“Consider it pure joy, my brothers whenever you face trials of many kinds.” (James 1:2).
“For it has been granted to you on behalf of Christ not only to believe on him, but also to suffer for him.” (Philippians 1:29)
Our sinful nature tends to be so overflowing with pride that we sometimes need times of suffering to fully realize our utter dependence on God. The gift of suffering allows us to have a deeper relationship with Christ, thereby receiving a greater joy in knowing that our sins are forgiven, God cares for us, God declares us worthy in His sight, and our future is secure. A deeper relationship with Christ is the only true source to receiving joy.
But to view suffering as a gift?
Imagine yourself sitting around the Christmas tree surrounded by family on Christmas day. Under the tree is a beautifully wrapped gift with your name on it. With great anticipation the present is hastily opened and inside the box is a sheet of paper with the words, “My grace is sufficient for you.”
Our Heavenly Father, who gives us far greater gifts than we can ever imagine, bestows upon you the gift of grace through the means of suffering.
Was it not the gift of suffering that God ordained for Jesus on behalf of us? For our benefit, Christ suffered and died on the cross for our sins. It is God’s gift of grace which sent Jesus to the cross. Suffering gives us the unique opportunity to experience God’s grace as we place our trust and total dependence on Him. When the storm clouds pass, and they will, we will see the sun again and truly give God thanks. Like stepping outside after a hard rain parches a drought-stricken ground, peace and joy that goes beyond understanding wells up inside our heart. We can’t help but to respond with thanksgiving.
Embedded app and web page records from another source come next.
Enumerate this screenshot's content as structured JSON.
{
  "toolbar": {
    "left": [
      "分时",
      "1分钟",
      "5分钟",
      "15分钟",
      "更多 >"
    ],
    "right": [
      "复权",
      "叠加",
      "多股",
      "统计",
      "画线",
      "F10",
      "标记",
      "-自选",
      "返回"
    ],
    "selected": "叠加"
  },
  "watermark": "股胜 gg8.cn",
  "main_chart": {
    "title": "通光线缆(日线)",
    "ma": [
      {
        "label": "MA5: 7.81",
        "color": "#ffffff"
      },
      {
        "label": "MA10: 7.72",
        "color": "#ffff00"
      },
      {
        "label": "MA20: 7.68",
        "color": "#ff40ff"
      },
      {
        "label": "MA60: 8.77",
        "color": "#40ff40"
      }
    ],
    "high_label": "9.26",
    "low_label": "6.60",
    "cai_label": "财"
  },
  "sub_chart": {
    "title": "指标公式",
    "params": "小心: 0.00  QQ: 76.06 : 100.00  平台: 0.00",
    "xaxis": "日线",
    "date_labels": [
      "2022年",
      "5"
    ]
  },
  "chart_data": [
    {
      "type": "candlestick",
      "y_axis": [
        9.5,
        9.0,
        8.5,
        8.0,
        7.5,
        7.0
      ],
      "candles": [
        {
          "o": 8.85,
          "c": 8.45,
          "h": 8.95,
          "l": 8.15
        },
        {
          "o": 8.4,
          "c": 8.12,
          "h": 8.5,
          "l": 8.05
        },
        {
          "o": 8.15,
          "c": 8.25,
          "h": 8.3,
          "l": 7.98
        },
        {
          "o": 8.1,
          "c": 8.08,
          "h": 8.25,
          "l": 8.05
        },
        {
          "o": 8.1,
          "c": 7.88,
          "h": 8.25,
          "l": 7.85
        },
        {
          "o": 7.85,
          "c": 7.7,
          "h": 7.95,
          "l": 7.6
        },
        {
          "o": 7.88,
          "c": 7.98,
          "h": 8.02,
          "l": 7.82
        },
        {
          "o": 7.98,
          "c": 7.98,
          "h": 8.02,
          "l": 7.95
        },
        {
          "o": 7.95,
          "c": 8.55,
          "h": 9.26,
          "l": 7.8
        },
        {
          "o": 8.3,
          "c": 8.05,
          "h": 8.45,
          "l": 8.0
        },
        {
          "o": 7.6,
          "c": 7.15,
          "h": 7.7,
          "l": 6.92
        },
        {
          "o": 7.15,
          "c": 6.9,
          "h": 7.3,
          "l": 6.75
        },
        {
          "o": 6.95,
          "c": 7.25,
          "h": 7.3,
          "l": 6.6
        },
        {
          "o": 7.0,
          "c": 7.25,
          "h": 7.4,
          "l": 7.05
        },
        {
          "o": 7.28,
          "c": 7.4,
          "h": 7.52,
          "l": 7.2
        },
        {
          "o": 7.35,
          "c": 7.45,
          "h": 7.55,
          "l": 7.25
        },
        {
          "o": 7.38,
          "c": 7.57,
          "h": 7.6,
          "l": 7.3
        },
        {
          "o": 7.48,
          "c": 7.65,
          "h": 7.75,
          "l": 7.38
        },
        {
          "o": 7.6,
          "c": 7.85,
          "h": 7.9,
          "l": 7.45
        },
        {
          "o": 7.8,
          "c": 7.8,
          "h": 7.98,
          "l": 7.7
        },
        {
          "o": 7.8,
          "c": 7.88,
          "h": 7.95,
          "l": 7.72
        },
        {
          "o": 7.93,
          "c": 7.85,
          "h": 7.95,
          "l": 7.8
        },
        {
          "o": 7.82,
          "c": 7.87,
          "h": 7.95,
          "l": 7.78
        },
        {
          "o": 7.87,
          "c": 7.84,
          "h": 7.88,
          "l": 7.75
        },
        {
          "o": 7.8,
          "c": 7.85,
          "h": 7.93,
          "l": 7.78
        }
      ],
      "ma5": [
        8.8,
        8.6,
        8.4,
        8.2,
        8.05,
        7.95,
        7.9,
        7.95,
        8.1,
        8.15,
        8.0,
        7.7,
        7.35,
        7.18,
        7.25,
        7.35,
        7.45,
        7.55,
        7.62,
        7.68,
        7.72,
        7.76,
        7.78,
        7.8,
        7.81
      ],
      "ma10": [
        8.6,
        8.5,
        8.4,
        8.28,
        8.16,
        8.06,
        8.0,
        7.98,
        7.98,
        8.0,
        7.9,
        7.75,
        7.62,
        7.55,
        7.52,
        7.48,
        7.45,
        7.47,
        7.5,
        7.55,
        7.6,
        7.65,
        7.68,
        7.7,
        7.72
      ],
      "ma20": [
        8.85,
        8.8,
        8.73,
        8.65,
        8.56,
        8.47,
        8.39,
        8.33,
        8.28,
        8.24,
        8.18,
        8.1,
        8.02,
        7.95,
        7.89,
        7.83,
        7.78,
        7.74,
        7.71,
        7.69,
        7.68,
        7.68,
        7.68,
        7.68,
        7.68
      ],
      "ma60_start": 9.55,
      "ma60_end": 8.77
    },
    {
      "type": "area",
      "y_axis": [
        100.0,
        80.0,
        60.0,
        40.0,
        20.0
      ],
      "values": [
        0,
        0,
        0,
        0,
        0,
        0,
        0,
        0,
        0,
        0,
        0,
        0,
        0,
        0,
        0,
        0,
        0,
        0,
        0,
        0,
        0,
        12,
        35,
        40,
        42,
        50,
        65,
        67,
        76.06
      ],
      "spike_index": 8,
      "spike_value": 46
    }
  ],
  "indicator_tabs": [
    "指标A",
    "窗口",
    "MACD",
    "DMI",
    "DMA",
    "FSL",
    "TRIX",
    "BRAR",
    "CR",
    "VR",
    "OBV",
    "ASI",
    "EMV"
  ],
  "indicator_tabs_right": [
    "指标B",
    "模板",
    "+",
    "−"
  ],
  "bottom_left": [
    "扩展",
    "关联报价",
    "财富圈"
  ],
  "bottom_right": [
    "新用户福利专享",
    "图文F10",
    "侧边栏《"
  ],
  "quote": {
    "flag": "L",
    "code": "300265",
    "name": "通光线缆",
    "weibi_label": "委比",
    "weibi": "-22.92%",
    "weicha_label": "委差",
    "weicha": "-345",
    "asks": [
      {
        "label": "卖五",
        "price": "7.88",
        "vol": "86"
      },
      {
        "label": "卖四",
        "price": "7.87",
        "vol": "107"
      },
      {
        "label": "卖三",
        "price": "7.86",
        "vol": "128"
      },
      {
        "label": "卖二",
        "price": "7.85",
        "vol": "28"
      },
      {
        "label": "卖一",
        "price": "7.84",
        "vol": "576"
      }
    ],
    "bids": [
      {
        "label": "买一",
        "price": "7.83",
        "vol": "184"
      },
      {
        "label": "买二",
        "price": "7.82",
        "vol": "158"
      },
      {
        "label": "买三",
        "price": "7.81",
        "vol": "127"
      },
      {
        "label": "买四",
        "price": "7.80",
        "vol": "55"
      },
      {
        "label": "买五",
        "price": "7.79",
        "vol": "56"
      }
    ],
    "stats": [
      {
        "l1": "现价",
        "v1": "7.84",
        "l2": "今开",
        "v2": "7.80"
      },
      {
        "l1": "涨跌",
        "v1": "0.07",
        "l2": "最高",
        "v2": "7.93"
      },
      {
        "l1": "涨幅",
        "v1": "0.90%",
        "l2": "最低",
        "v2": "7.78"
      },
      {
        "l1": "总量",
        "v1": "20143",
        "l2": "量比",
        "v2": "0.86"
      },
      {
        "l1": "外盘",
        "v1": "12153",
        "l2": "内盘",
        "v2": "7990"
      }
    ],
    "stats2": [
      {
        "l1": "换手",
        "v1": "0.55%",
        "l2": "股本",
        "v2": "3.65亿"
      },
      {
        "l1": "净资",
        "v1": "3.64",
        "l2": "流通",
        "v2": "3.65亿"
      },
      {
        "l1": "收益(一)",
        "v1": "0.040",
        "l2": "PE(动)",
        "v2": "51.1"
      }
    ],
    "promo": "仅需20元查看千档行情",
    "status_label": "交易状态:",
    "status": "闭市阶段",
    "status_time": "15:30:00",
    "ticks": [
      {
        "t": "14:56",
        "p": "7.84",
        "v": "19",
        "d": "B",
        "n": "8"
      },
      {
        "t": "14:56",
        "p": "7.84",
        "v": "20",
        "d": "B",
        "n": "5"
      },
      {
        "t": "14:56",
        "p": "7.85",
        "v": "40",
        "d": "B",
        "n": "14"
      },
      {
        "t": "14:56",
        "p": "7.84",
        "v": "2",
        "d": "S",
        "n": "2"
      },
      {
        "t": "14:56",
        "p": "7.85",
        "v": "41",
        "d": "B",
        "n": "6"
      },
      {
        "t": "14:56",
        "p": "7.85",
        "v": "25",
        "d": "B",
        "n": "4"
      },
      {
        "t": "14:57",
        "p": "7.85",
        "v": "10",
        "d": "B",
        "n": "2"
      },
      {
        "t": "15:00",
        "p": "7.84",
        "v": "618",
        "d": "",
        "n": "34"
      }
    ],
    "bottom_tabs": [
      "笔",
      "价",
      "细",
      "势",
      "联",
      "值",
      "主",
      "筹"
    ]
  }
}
This is the encouragement Paul wanted to give to the Philippian church by reminding them that their struggle to share the Gospel is similar to his own struggles. The Greek word used for “struggle” is the same word used to describe an athletic contest. Even though they are apart, Paul is saying that he and the Philippian church are now playing in the same game. They are battling the same opponent. Even though we are assured of victory (“deliverance”) and will receive the prize of salvation, the struggle against the devil and the dark forces will be very difficult. The devil’s primary goal is to take us out of the game.
Paul’s response is to rejoice in the struggle. The concept of rejoicing while struggling seems foreign. If we go back to the word “struggle” as it applies to an athletic contest, we may glean a better understanding. For those who have experienced competition, we can recall the sweat and toil of being involved in a close contest. There is a certain joy in the aspect of competition. We strive for victory and enjoy its pursuit. We prepare and train to be at our best when the day of competition arrives. In fact, we look forward to the competition with anticipation and eagerness. We “rejoice” in the struggle of the athletic contest, especially when we have prepared ourselves to give our best effort.
Yet, as Christians, there is an assurance of the outcome. With Christ, we are going to win. Our victory (“deliverance”) is assured. There are times when we seem to be behind or the victory is in doubt due to the intense struggle at hand. We continue to compete hard, but the outcome of the match does not rest on our shoulders. We can rejoice in the promise that the Lord will provide us with what we need to overcome. We compete by standing firm in Christ. In the meantime, our hearts rejoice at the struggle!